bbs.english.sina.com
bbs.english.sina.com
Thread
Print

Sloppy Joe's Bar In Havana Gets Another Chance

Sloppy Joe's Bar In Havana Gets Another Chance

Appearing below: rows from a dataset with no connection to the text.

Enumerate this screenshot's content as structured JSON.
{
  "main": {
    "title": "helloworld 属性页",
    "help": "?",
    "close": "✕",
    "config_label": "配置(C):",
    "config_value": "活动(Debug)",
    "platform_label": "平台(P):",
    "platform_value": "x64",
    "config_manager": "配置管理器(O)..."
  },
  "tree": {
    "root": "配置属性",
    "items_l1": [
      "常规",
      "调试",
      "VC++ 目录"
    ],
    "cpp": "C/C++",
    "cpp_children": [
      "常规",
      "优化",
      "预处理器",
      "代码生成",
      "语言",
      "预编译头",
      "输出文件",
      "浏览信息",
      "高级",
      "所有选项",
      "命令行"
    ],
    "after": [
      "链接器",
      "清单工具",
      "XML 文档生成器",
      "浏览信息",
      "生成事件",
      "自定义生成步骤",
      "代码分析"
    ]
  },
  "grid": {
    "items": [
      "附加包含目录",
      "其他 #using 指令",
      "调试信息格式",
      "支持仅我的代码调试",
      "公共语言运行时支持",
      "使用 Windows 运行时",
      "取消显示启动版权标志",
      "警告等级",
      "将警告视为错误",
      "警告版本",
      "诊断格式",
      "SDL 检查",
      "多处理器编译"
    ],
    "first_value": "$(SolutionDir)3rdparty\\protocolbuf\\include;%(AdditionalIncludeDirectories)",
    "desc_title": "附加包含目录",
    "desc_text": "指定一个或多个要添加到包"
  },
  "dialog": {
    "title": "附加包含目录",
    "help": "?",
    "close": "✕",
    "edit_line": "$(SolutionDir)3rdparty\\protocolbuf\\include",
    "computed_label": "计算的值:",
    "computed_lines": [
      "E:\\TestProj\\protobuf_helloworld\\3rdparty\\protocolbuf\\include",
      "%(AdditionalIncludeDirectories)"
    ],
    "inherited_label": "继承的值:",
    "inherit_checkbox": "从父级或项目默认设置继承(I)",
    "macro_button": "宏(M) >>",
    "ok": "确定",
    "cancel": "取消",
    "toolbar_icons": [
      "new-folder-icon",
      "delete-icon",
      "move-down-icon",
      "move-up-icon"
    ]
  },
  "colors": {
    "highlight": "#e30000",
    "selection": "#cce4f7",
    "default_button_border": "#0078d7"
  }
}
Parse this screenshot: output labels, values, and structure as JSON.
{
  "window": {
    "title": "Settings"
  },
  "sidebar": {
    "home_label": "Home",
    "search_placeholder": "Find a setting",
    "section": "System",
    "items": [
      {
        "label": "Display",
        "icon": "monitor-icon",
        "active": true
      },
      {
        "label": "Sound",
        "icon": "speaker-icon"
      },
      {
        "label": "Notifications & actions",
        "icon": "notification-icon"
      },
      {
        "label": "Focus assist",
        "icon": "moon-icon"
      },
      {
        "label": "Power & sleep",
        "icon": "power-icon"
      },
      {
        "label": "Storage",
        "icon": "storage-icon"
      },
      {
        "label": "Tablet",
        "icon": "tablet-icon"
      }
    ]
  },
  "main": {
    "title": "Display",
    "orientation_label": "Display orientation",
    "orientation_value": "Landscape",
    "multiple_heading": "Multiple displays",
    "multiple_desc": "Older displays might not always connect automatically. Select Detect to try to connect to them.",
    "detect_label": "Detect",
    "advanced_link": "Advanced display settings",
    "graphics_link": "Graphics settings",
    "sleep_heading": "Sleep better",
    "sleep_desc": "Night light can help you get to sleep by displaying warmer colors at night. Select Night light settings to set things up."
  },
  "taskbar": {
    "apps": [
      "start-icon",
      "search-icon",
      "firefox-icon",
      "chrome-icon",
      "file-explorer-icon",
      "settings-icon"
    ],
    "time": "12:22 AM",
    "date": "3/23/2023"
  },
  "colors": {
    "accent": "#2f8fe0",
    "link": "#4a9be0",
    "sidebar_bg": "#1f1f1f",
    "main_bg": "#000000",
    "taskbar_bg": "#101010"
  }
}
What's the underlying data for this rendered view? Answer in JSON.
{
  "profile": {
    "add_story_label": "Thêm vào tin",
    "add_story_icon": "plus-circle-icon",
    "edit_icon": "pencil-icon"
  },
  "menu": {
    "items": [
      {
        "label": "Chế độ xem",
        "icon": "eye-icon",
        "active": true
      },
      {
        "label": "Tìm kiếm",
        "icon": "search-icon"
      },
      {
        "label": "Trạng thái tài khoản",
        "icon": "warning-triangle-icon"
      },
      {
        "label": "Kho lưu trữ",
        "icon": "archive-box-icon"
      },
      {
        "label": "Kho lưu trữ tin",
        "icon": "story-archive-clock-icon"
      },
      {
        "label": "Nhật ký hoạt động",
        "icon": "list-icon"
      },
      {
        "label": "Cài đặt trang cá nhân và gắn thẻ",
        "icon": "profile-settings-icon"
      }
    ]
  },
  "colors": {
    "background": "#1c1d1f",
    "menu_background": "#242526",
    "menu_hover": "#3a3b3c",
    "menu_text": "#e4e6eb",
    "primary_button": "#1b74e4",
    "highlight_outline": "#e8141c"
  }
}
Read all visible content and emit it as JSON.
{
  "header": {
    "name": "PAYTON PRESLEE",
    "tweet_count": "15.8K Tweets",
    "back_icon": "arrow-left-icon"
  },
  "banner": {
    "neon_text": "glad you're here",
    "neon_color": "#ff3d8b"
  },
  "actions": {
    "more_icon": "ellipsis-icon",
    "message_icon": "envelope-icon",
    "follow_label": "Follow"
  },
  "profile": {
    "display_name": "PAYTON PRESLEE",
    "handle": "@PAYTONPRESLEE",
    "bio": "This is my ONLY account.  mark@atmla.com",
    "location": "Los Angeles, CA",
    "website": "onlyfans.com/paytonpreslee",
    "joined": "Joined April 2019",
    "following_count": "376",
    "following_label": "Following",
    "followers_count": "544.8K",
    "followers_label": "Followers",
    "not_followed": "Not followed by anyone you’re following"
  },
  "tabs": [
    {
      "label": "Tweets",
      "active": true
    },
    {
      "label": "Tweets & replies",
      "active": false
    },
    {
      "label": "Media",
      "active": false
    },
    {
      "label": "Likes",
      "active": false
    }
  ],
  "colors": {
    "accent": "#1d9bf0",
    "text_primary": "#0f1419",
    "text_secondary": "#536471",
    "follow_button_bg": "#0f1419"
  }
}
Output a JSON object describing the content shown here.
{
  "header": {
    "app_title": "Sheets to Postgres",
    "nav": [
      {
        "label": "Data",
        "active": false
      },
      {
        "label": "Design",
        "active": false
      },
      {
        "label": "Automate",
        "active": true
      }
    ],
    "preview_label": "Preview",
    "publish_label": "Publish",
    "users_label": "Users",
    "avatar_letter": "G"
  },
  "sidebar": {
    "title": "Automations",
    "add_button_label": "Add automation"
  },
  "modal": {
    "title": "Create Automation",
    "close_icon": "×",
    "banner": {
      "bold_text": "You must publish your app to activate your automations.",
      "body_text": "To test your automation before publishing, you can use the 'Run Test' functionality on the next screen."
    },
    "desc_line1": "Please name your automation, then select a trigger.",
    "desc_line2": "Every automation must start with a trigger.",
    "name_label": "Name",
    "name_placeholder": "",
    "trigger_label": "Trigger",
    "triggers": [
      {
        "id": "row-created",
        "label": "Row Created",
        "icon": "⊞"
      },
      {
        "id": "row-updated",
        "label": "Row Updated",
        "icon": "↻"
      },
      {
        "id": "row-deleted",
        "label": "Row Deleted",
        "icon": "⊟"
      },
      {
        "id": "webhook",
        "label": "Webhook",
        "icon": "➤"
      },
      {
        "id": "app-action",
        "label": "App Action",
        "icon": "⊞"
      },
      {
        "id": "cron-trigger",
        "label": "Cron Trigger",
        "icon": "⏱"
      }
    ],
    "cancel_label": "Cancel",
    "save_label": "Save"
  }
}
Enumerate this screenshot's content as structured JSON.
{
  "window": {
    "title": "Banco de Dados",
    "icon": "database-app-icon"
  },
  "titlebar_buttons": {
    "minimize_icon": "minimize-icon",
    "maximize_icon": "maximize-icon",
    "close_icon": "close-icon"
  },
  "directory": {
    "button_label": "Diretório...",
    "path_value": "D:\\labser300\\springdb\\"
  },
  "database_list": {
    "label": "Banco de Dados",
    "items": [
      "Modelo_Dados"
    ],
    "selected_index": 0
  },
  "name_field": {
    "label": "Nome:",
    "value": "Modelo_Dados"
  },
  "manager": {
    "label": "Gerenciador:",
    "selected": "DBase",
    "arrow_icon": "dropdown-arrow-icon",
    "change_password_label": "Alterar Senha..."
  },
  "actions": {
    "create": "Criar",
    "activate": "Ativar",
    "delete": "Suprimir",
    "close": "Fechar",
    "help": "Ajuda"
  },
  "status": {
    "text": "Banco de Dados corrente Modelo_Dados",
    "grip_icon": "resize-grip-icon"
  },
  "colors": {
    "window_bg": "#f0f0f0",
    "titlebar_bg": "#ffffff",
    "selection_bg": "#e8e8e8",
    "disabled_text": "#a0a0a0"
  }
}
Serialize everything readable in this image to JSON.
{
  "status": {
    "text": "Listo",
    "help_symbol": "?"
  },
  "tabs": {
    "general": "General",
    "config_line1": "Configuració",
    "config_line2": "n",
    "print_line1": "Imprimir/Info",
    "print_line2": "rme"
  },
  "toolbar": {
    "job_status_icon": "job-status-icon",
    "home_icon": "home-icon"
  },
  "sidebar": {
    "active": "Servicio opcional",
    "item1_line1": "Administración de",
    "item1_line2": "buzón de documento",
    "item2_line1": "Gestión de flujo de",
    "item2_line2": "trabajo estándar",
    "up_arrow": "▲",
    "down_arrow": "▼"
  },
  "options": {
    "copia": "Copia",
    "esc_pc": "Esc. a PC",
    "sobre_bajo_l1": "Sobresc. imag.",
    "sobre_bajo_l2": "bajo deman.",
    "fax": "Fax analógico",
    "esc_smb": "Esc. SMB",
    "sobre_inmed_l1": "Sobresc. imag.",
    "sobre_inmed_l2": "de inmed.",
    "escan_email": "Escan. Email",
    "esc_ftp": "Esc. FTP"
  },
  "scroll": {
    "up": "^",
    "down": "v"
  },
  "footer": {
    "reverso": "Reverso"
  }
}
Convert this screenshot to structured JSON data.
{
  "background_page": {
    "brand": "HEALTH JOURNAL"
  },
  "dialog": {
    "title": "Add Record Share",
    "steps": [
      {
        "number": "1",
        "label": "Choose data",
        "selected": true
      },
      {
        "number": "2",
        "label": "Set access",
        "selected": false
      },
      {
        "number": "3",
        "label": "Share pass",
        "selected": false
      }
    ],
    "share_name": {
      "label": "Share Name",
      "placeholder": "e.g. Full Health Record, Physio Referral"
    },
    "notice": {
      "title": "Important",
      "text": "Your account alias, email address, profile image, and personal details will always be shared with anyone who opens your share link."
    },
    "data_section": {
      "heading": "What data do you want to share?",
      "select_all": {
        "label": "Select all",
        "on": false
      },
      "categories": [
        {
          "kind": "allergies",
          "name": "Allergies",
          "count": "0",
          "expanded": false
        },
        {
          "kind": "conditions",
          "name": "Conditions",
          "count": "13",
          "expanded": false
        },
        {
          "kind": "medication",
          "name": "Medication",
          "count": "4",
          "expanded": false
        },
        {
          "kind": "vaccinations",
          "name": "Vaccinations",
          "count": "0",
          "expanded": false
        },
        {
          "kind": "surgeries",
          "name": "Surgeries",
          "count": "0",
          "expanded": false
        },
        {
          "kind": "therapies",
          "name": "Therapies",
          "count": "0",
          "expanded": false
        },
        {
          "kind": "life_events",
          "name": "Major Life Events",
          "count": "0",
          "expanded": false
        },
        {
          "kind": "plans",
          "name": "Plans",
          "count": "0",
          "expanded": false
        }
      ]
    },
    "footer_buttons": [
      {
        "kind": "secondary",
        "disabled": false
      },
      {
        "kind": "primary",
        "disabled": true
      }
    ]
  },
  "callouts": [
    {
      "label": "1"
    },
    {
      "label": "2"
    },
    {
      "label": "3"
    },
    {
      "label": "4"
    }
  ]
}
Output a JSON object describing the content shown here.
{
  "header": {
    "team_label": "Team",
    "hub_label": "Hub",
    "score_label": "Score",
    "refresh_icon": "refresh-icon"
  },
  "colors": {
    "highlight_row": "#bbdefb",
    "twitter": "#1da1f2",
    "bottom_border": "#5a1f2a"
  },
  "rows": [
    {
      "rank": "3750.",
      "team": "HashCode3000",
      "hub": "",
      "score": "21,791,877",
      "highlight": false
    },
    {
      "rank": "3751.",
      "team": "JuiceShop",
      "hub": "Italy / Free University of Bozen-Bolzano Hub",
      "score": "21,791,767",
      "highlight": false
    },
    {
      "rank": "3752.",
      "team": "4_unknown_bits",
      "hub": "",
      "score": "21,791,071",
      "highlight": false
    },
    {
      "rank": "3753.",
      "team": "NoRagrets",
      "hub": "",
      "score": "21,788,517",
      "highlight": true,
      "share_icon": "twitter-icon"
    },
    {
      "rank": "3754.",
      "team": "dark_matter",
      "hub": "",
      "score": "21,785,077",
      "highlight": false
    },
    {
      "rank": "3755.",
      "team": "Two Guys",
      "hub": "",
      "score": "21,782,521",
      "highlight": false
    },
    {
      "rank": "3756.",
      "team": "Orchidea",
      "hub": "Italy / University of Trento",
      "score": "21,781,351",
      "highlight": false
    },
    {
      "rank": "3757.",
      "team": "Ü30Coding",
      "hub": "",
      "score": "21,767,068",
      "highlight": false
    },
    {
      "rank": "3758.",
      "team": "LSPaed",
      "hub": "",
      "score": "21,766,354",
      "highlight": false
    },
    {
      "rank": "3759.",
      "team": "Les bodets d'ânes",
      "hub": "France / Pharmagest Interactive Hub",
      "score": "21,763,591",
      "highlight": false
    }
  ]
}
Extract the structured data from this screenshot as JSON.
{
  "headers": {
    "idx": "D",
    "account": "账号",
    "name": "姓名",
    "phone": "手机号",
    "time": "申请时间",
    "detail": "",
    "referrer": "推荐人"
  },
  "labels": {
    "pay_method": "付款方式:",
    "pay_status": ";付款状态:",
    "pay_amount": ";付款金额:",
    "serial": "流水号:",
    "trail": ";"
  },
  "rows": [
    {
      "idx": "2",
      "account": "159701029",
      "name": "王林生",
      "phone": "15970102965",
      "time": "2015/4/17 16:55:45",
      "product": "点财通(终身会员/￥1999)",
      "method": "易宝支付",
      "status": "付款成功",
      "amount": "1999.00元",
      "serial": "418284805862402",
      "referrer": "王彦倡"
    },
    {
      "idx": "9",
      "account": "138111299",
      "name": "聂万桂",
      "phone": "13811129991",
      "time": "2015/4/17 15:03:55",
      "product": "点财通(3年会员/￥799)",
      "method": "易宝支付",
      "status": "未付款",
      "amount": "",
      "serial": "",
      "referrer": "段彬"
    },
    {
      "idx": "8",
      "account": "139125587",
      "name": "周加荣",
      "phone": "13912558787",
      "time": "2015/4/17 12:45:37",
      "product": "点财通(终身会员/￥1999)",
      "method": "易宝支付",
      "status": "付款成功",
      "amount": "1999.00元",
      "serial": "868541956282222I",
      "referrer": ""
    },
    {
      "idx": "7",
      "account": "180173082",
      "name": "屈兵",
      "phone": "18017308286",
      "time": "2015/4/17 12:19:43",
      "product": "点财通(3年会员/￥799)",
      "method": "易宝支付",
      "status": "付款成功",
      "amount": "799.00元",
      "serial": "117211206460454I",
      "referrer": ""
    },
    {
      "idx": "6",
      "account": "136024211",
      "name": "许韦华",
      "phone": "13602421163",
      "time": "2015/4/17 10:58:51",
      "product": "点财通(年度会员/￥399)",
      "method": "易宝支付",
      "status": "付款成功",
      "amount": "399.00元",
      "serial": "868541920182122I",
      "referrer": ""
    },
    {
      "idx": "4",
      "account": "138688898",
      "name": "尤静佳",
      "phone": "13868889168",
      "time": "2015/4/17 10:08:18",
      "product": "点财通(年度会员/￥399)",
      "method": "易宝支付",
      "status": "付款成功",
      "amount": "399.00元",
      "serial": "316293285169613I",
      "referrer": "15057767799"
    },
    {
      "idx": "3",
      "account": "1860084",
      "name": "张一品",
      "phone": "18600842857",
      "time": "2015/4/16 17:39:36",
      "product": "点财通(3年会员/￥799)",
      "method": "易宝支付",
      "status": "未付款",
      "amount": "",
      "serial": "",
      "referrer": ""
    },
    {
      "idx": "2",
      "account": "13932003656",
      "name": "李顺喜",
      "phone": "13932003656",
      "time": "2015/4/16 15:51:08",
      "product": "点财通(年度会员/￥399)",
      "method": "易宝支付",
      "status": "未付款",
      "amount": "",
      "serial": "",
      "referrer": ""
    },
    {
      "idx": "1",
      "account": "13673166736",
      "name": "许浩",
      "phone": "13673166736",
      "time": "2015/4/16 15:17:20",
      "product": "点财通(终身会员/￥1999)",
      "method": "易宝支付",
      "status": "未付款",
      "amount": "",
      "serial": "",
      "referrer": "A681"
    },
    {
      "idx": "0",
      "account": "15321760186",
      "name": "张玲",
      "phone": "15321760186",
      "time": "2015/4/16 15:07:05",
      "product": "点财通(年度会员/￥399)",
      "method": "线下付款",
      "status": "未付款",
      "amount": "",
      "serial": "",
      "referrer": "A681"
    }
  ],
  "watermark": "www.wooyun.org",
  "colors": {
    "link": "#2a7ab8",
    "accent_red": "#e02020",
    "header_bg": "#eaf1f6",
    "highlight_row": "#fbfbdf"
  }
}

HAVANA — A half-century later, Jose Rafa Malem remembers the balmy breezes blowing through the bar's arching porticos, the grain of the tall wood stools, the whiff of Pedro Domecq brandy on his father's breath.
And how could he forget the tangy ground-beef-and-tomato-sauce sandwiches synonymous with what was then one of Havana's hippest hangouts, playfully dubbed Sloppy Joe's? "I ate so many, I got tired of them," said Rafa, a 59-year-old Havana native who grew up to become a bartender.
Soon, Rafa will be able to relive those boyhood memories as the original Sloppy Joe's reopens in Havana's historic quarter, giving residents and tourists from all over the chance to belly up to the same bar that served thirsty celebrities such as Rock Hudson, Babe Ruth and Ernest Hemingway.
It's part of an ambitious revitalization project by the Havana City Historian's Office, which since the 1990s has transformed block after block of crumbling ruins into rehabilitated Official NFL Jerseys along vibrant cobblestone streets.
The effort has helped finance Cuba's socialist present by drawing tourists fascinated by its pre-socialist past, from colonial palaces of the 18th century to celebrity hangouts of the 1950s.
"For the people of this city, I think it's very interesting and very important to rescue a place that has so much history and is so recognized around the world," said Ernesto Iznaga, manager of the born-again Joe's, which will be run by state-owned tourism concern Habaguanex. "To restore it to how it was before."
Sloppy Joe's was founded in 1918 by a Galician immigrant named Jose Abeal Otero who purchased a grocery store in Old Havana after years of tending bar in New Orleans and Miami. Legend has it the sobriquet comes from the place's grubbiness and Abeal's American nickname, Joe.
Rafa's father was a close friend of Youth Jerseys Sale longtime bartender Fabio Delgado and took his boy there on Sunday afternoons beginning in the late `50s. During the day, Rafa said, Joe's was a mellow family joint where kids slurped ice cream and Coca-Cola while mom and dad chatted over more potent spirits.
Employees made sandwiches to order behind the black mahogany bar, polished to a high shine and purportedly once the longest in Latin America at about 59 feet (18 meters).
Also on the menu will be the Errol Flynn, an icy vodka and tomato-juice concoction garnished with a celery spear. Among the few changes is that the new bar will be air-conditioned for the comfort of sweaty patrons.
At the intersection of Animas and Zulueta streets on a recent morning, dozens of workers buzzed about painting and finishing the bar's wood surfaces. A Sloppy Joe's sign hung from the Wholesale NHL Jerseys building's corner, wrapped in plastic and ready to be unveiled for opening day.
Construction setbacks have delayed the re-opening from Iznaga's original target around New Year's, and the first fingers of Havana Club rum will likely flow sometime in February.
Across the Florida Straits, where rum-runner and speakeasy operator Joe Russell named his own bar Sloppy Joe's in the 1930s at the suggestion of his friend Ernest Hemingway, operators are delighted that the original is being reborn.
"It's exciting because obviously our history is tied into their history," said Donna Edwards, brand manager at the Key West Joe's, which recently celebrated 75 years at its current location. "Hemingway and Russell, they would frequent Sloppy Joe's when they were in Havana. It's a piece of history, and our history is now coming to life again."

TOP

Thread